The answer must be every line below that contains the string "Shift".

====== Material supplied

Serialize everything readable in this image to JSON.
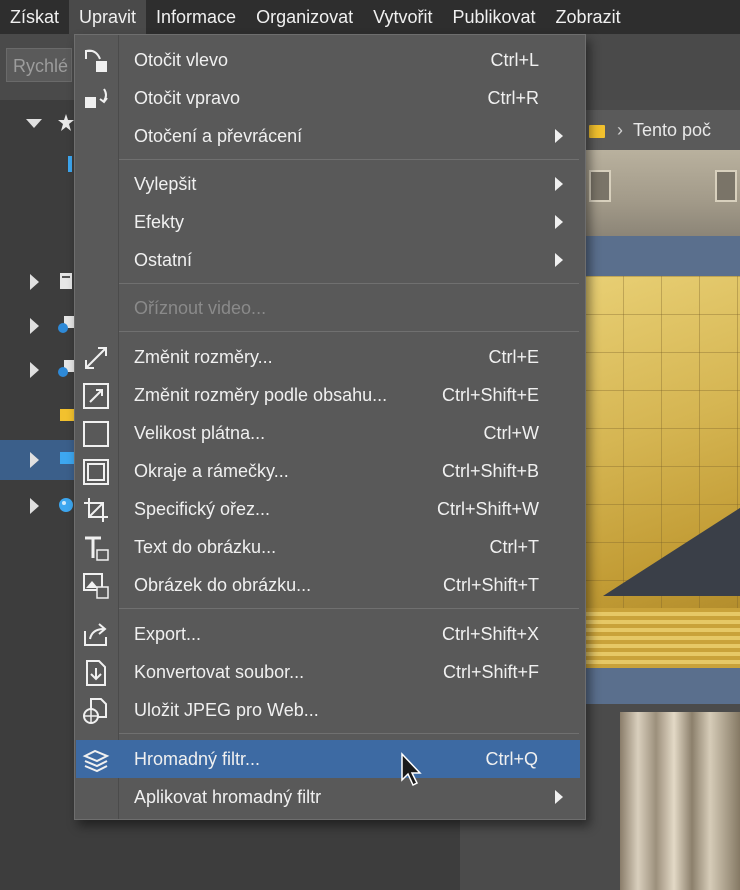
{
  "menubar": {
    "items": [
      "Získat",
      "Upravit",
      "Informace",
      "Organizovat",
      "Vytvořit",
      "Publikovat",
      "Zobrazit"
    ]
  },
  "search": {
    "text": "Rychlé"
  },
  "path": {
    "text": "Tento poč"
  },
  "dropdown": {
    "items": [
      {
        "label": "Otočit vlevo",
        "shortcut": "Ctrl+L",
        "icon": "rotate-left-icon"
      },
      {
        "label": "Otočit vpravo",
        "shortcut": "Ctrl+R",
        "icon": "rotate-right-icon"
      },
      {
        "label": "Otočení a převrácení",
        "shortcut": "",
        "submenu": true
      },
      {
        "label": "Vylepšit",
        "shortcut": "",
        "submenu": true
      },
      {
        "label": "Efekty",
        "shortcut": "",
        "submenu": true
      },
      {
        "label": "Ostatní",
        "shortcut": "",
        "submenu": true
      },
      {
        "label": "Oříznout video...",
        "shortcut": "",
        "disabled": true
      },
      {
        "label": "Změnit rozměry...",
        "shortcut": "Ctrl+E",
        "icon": "resize-icon"
      },
      {
        "label": "Změnit rozměry podle obsahu...",
        "shortcut": "Ctrl+Shift+E",
        "icon": "content-resize-icon"
      },
      {
        "label": "Velikost plátna...",
        "shortcut": "Ctrl+W",
        "icon": "canvas-size-icon"
      },
      {
        "label": "Okraje a rámečky...",
        "shortcut": "Ctrl+Shift+B",
        "icon": "frame-icon"
      },
      {
        "label": "Specifický ořez...",
        "shortcut": "Ctrl+Shift+W",
        "icon": "crop-icon"
      },
      {
        "label": "Text do obrázku...",
        "shortcut": "Ctrl+T",
        "icon": "text-icon"
      },
      {
        "label": "Obrázek do obrázku...",
        "shortcut": "Ctrl+Shift+T",
        "icon": "image-in-image-icon"
      },
      {
        "label": "Export...",
        "shortcut": "Ctrl+Shift+X",
        "icon": "export-icon"
      },
      {
        "label": "Konvertovat soubor...",
        "shortcut": "Ctrl+Shift+F",
        "icon": "convert-icon"
      },
      {
        "label": "Uložit JPEG pro Web...",
        "shortcut": "",
        "icon": "save-jpeg-web-icon"
      },
      {
        "label": "Hromadný filtr...",
        "shortcut": "Ctrl+Q",
        "icon": "batch-filter-icon",
        "highlighted": true
      },
      {
        "label": "Aplikovat hromadný filtr",
        "shortcut": "",
        "submenu": true
      }
    ]
  },
  "colors": {
    "menu_bg": "#595959",
    "highlight": "#3d6aa3",
    "menubar_bg": "#2e2e2e"
  }
}
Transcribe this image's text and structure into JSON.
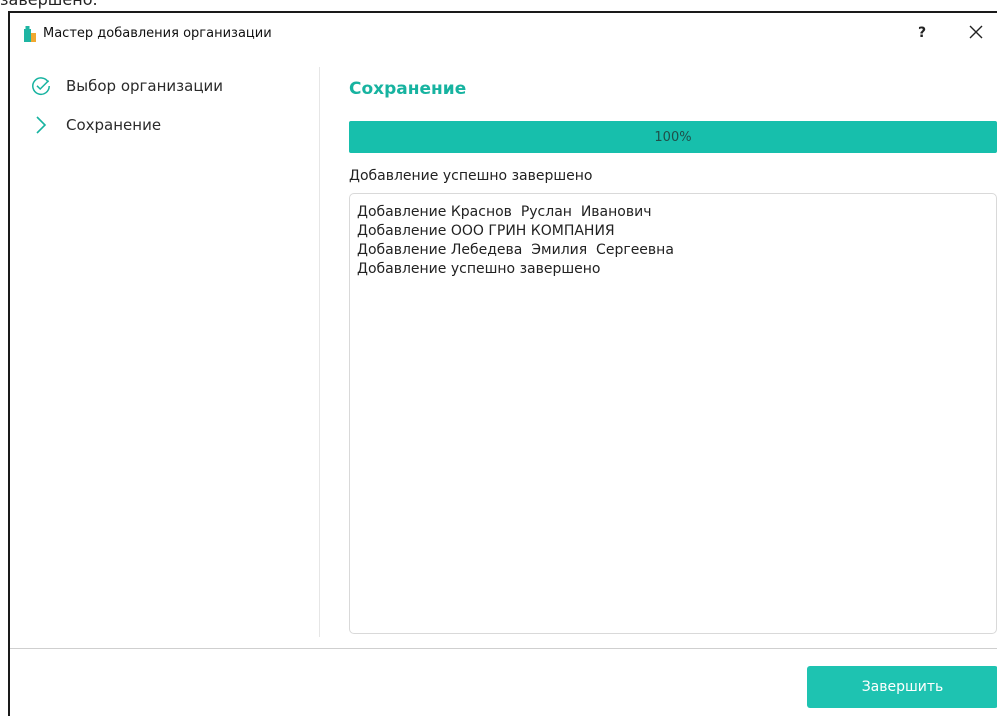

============

◆ **Written reply**
        "shortcut": "Ctrl+Shift+E",
        "shortcut": "Ctrl+Shift+B",
        "shortcut": "Ctrl+Shift+W",
        "shortcut": "Ctrl+Shift+T",
        "shortcut": "Ctrl+Shift+X",
        "shortcut": "Ctrl+Shift+F",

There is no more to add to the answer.